WHAT TO DO ::
Only lines containing "icon" belong in the answer, each copied from the entries below.

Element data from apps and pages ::

• • • • • • •

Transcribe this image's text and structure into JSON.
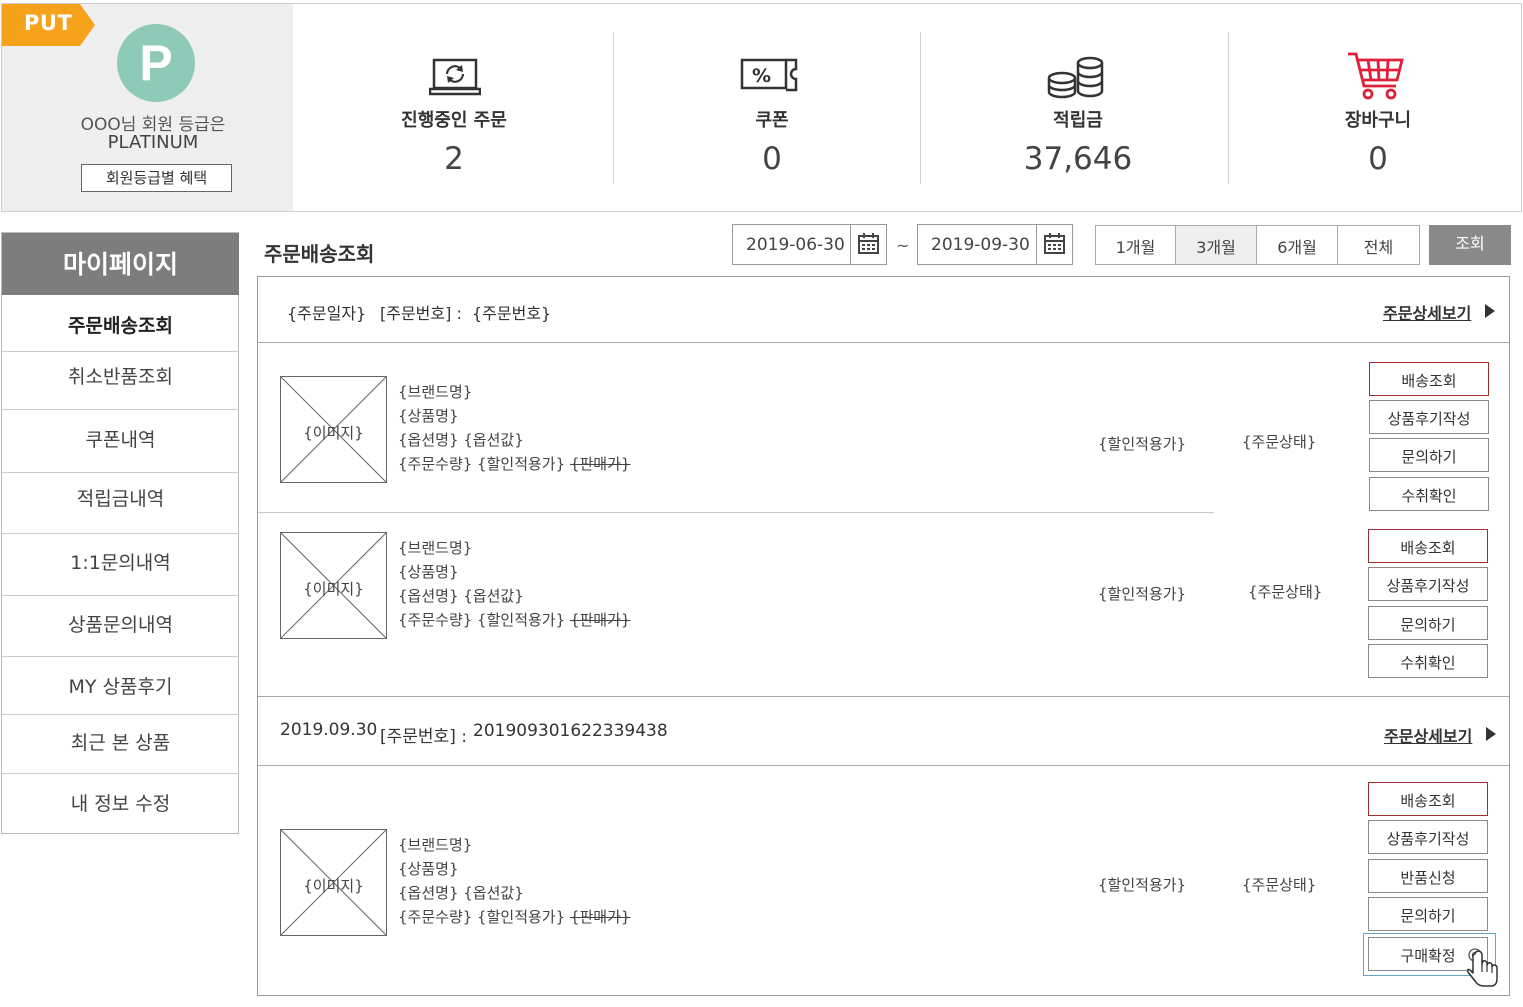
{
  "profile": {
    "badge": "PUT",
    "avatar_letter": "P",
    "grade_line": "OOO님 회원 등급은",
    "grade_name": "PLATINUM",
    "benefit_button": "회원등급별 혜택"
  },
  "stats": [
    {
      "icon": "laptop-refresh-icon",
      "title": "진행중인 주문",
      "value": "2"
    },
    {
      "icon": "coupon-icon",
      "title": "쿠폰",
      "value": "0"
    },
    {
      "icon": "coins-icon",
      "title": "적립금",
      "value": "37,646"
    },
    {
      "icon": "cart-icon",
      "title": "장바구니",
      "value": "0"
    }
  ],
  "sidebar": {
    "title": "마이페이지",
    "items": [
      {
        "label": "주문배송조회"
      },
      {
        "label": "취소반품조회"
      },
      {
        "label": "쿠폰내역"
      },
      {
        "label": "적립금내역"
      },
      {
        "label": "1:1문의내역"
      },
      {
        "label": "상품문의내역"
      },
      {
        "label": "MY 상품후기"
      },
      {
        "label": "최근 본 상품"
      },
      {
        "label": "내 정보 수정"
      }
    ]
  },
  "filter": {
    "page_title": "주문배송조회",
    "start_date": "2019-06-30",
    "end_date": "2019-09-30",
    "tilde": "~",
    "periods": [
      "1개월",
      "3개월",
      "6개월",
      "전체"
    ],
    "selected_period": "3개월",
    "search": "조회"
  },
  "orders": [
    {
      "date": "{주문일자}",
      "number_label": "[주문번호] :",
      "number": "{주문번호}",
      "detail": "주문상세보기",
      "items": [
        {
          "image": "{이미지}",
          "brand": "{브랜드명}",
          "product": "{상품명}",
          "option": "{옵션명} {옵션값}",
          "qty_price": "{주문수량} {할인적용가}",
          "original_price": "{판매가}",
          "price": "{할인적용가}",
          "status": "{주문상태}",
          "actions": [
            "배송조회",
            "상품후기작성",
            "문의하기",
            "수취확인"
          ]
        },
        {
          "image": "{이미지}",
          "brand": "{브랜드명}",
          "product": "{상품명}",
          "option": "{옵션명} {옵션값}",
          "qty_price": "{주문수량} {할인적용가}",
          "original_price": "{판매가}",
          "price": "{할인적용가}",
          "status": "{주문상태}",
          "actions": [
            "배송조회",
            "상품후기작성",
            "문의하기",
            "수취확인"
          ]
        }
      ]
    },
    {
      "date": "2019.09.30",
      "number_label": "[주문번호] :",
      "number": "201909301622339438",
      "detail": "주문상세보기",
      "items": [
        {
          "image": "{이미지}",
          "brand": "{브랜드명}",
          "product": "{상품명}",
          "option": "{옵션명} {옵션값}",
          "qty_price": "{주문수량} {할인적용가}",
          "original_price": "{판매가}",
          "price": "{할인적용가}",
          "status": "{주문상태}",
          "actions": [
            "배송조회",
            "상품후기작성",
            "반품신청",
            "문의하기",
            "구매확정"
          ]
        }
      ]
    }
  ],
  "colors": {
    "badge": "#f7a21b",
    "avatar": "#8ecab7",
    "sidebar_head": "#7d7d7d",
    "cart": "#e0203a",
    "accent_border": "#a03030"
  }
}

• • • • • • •

RESPONSE BELOW ::
      "icon": "laptop-refresh-icon",
      "icon": "coupon-icon",
      "icon": "coins-icon",
      "icon": "cart-icon",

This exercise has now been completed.